When you think of a person with osteoporosis the image that most likely comes to mind is an older woman. But men also get osteoporosis and suffer bone fractures. About 54 million Americans have osteoporosis. Every year, about 2 million of them fracture a bone. Studies show that about one-half of women and one-quarter of […]
Your spine is a column made of a stack of small bones (vertebrae) with the spinal cord running through it. Each vertebra has a cylindrical part (inside is the spinal cord and nerve roots), on the back of which is a bony ring with spiky projections (called the spinous process). The cylinders are stacked on top of one another and separated with shock-absorbing cushions (disks).
There also is a wealth of data in medical records and the research literature about the characteristics of individual patients and their experiences with different treatments. "When I'm in an exam room with a patient, it is difficult to reconcile the hundreds of data points in the records that influence how a patient will perceive their outcome and to render a truly informed decision for that patient," says Dr. Mroz. He believes the solution to this problem is artificial intelligence (AI).

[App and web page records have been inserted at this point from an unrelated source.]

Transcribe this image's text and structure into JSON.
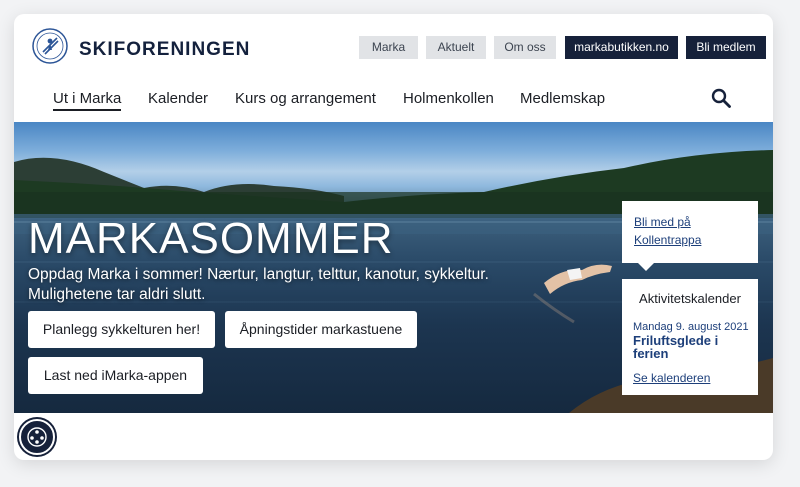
{
  "header": {
    "brand_name": "SKIFORENINGEN",
    "top_buttons": [
      "Marka",
      "Aktuelt",
      "Om oss",
      "markabutikken.no",
      "Bli medlem"
    ]
  },
  "nav": {
    "items": [
      "Ut i Marka",
      "Kalender",
      "Kurs og arrangement",
      "Holmenkollen",
      "Medlemskap"
    ],
    "active": "Ut i Marka",
    "search_icon": "search-icon"
  },
  "hero": {
    "title": "MARKASOMMER",
    "text": "Oppdag Marka i sommer! Nærtur, langtur, telttur, kanotur, sykkeltur. Mulighetene tar aldri slutt.",
    "buttons": [
      "Planlegg sykkelturen her!",
      "Åpningstider markastuene",
      "Last ned iMarka-appen"
    ]
  },
  "callout": {
    "link": "Bli med på Kollentrappa"
  },
  "calendar": {
    "title": "Aktivitetskalender",
    "date": "Mandag 9. august 2021",
    "event": "Friluftsglede i ferien",
    "more": "Se kalenderen"
  },
  "colors": {
    "brand_dark": "#16213a",
    "button_light": "#e1e3e6",
    "link_blue": "#1d3f7a"
  },
  "icons": {
    "logo": "skiforeningen-logo",
    "accessibility": "accessibility-icon"
  }
}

The spine consists of a column of bones (vertebrae), each of which has a cylindrical body with bony projections at the back. The cylindrical bodies are separated by shock absorbing cushions (disks). The bony projections connect each vertebra to the one above and below at small joints called facet joints. Just below the column of vertebrae, there's a triangular bone called the sacrum, which connects to the pelvic bones. This three- to four-inch long connection is called the sacroiliac joint.